Best Of The Web
“Yes, it’s that time again—the turning of the page, the stretch of a brand-new year, and, hopefully, a whole new you, right? Well, I happen to be a believer in the whole new page thing, especially as it applies to the beginning of a month or a change in season because you can psyche yourself into gearing up and getting off whatever hamster wheel you happen to find yourself on. But why is the New Year’s thing just a bust for most people? Shouldn’t a New Year energize the hell out of all of us?
Well, yes but no.
It’s been thirty years since John Norcross and Dominic Vangarelli conducted a study of what happens to all that New Year’s resolution-making and discovered—surprise, surprise! —that most of us are abject failures at it. At one week’s time, 77% of those questioned were still hanging in but only 55% were left standing at the end of a month.
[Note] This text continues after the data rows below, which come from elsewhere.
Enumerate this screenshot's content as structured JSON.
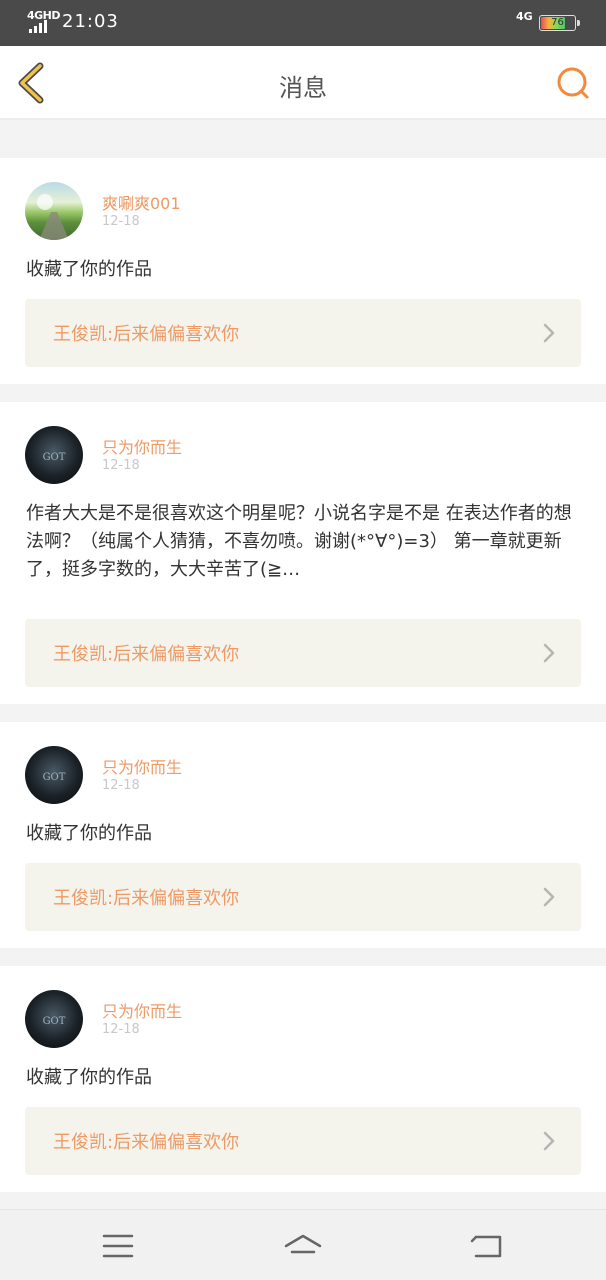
{
  "status_bar": {
    "network_left": "4GHD",
    "time": "21:03",
    "network_right": "4G",
    "battery_level": 76,
    "battery_text": "76"
  },
  "header": {
    "title": "消息",
    "back_icon": "chevron-left-icon",
    "search_icon": "search-icon",
    "accent": "#f08a3c"
  },
  "messages": [
    {
      "username": "爽唰爽001",
      "date": "12-18",
      "text": "收藏了你的作品",
      "work_title": "王俊凯:后来偏偏喜欢你",
      "avatar": "landscape"
    },
    {
      "username": "只为你而生",
      "date": "12-18",
      "text": "作者大大是不是很喜欢这个明星呢？小说名字是不是 在表达作者的想法啊？（纯属个人猜猜，不喜勿喷。谢谢(*°∀°)=3） 第一章就更新了，挺多字数的，大大辛苦了(≧…",
      "work_title": "王俊凯:后来偏偏喜欢你",
      "avatar": "dark"
    },
    {
      "username": "只为你而生",
      "date": "12-18",
      "text": "收藏了你的作品",
      "work_title": "王俊凯:后来偏偏喜欢你",
      "avatar": "dark"
    },
    {
      "username": "只为你而生",
      "date": "12-18",
      "text": "收藏了你的作品",
      "work_title": "王俊凯:后来偏偏喜欢你",
      "avatar": "dark"
    }
  ],
  "colors": {
    "username": "#ee9a66",
    "date": "#c8c8c8",
    "link_bg": "#f4f3ec"
  },
  "bottom_nav": [
    "menu-icon",
    "home-icon",
    "back-icon"
  ]
}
Two years later, only 19% had actually succeeded.
Let mosey on down the road and see why that is precisely.
What’s really motivating you? That’s the question
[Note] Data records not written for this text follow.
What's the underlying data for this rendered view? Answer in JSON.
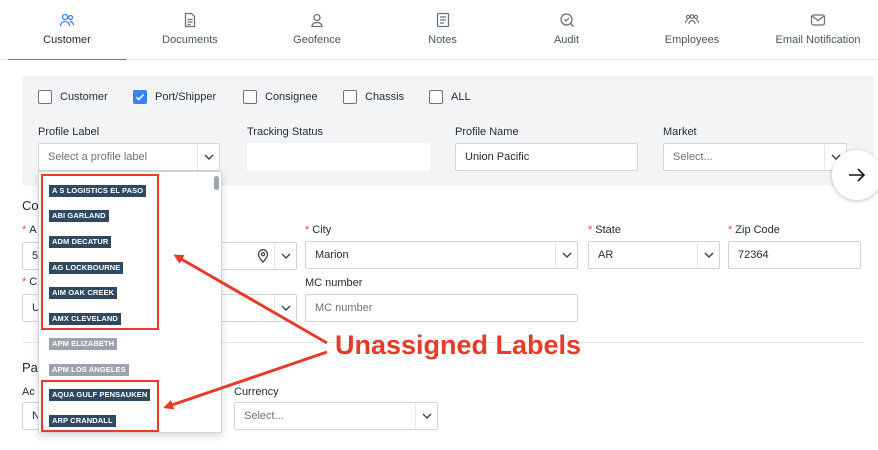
{
  "tabs": [
    {
      "label": "Customer",
      "icon": "users-icon",
      "active": true
    },
    {
      "label": "Documents",
      "icon": "document-icon"
    },
    {
      "label": "Geofence",
      "icon": "location-icon"
    },
    {
      "label": "Notes",
      "icon": "notes-icon"
    },
    {
      "label": "Audit",
      "icon": "audit-icon"
    },
    {
      "label": "Employees",
      "icon": "employees-icon"
    },
    {
      "label": "Email Notification",
      "icon": "email-notification-icon"
    }
  ],
  "filters": {
    "checkboxes": [
      {
        "label": "Customer",
        "checked": false
      },
      {
        "label": "Port/Shipper",
        "checked": true
      },
      {
        "label": "Consignee",
        "checked": false
      },
      {
        "label": "Chassis",
        "checked": false
      },
      {
        "label": "ALL",
        "checked": false
      }
    ],
    "profile_label": {
      "label": "Profile Label",
      "placeholder": "Select a profile label"
    },
    "tracking_status": {
      "label": "Tracking Status",
      "value": ""
    },
    "profile_name": {
      "label": "Profile Name",
      "value": "Union Pacific"
    },
    "market": {
      "label": "Market",
      "placeholder": "Select..."
    }
  },
  "contact": {
    "heading_partial": "Co",
    "address": {
      "label_partial": "A",
      "value_partial": "5"
    },
    "city": {
      "label": "City",
      "value": "Marion"
    },
    "state": {
      "label": "State",
      "value": "AR"
    },
    "zip": {
      "label": "Zip Code",
      "value": "72364"
    },
    "country": {
      "label_partial": "C",
      "value_partial": "U"
    },
    "mc_number": {
      "label": "MC number",
      "placeholder": "MC number"
    }
  },
  "payment": {
    "heading_partial": "Pa",
    "account_label_partial": "Ac",
    "account_value_partial": "N",
    "currency": {
      "label": "Currency",
      "placeholder": "Select..."
    }
  },
  "dropdown": {
    "items": [
      {
        "label": "A S LOGISTICS EL PASO",
        "assigned": false
      },
      {
        "label": "ABI GARLAND",
        "assigned": false
      },
      {
        "label": "ADM DECATUR",
        "assigned": false
      },
      {
        "label": "AG LOCKBOURNE",
        "assigned": false
      },
      {
        "label": "AIM OAK CREEK",
        "assigned": false
      },
      {
        "label": "AMX CLEVELAND",
        "assigned": false
      },
      {
        "label": "APM ELIZABETH",
        "assigned": true
      },
      {
        "label": "APM LOS ANGELES",
        "assigned": true
      },
      {
        "label": "AQUA GULF PENSAUKEN",
        "assigned": false
      },
      {
        "label": "ARP CRANDALL",
        "assigned": false
      }
    ]
  },
  "annotation": {
    "text": "Unassigned Labels",
    "color": "#e63b28"
  },
  "colors": {
    "accent": "#3b82f6",
    "label_bg": "#2f4a60",
    "label_muted_bg": "#9ca3af"
  }
}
Most of our resolutions aren’t things we actually want to do deep down in our hearts but things we feel we ought to do. Intrinsic goals—ones that reflect our inner selves and our truest aspirations—tend to be those we actually set our minds to achieving; studies show that people display more resilience when they’re thwarted in their progress when a goal is intrinsic, in contrast to one which is extrinsic. Extrinsic goals are those we may go after but we are motivated to achieve them because they’re set by other people (our parents, spouses, or friends), the culture, or society as a whole. It’s not often that I love a quotation from scientific research but here’s my own fav on the difference between intrinsic goals and extrinsic one, courtesy of Richard M. Ryan and Edward L. Deci, who note that extrinsic motivation is “a pale and impoverished (if powerful) form of motivation that contrasts with intrinsic motivation.””
JJ Editor's Picks
"Not even what one might think of as the most basic tenet of any religion, a belief in the existence of God, is a prerequisite: Agnosticism is a key principle of at least one major school of Hindu philosophy."
"The presidency of any particular incumbent is relatively short... but the precedential consequences of impeaching a president without complying with the specific provisions of the Constitution “as it was written” are enduring."
"After news that a judge allegedly provided sexual favors to Bar Association president Efi Nave in exchange for her appointment, several politicians said in their responses that the Judicial Selection Committee needed to be the “Holy of Holies.”"
"Two new documentaries take on Billy McFarland and his disastrous music festival... the secret villain of this story all along: the subtle menace of social media marketing."
"Eating out, ordering in. Throw in a bagel here, a coffee there, and it all adds up. "It's definitely a challenge for people my age to save on food.""
"Popular music is shrinking. From 2013 to 2018, the average song on the Billboard Hot 100 fell from 3 minutes and 50 seconds to about 3 minutes and 30 seconds. "
"Here in the good old U.S. of A, the third annual Women's March planned for Jan. 19 is in serious trouble, thanks to irreconcilable political disagreements."
"Nature, however, with its endless cycles of death and rebirth, fascinated her. Walking in the woods, she developed a method that has become the hallmark of her poetry, taking notice simply of whatever happens to present itself."
"Modern parents haven’t stopped playing favorites; they’ve just stopped doing it openly. Though few parents today will admit they have a favorite child, studies indicate that about two-thirds of parents do."
"The first science-based diet that tackles both the poor food eaten by billions of people and averts global environmental catastrophe has been devised."
"Sphen and Magic looked like they would make great, diligent, careful egg-warming parents. They made the biggest nest, and they sat on it constantly."
"How YMHAs, followed by synagogue-centers, and finally JCCs have tried—in different ways—to balance Judaism and Jewishness, by bringing Jews together in intellectual, spiritual, and physical pursuits"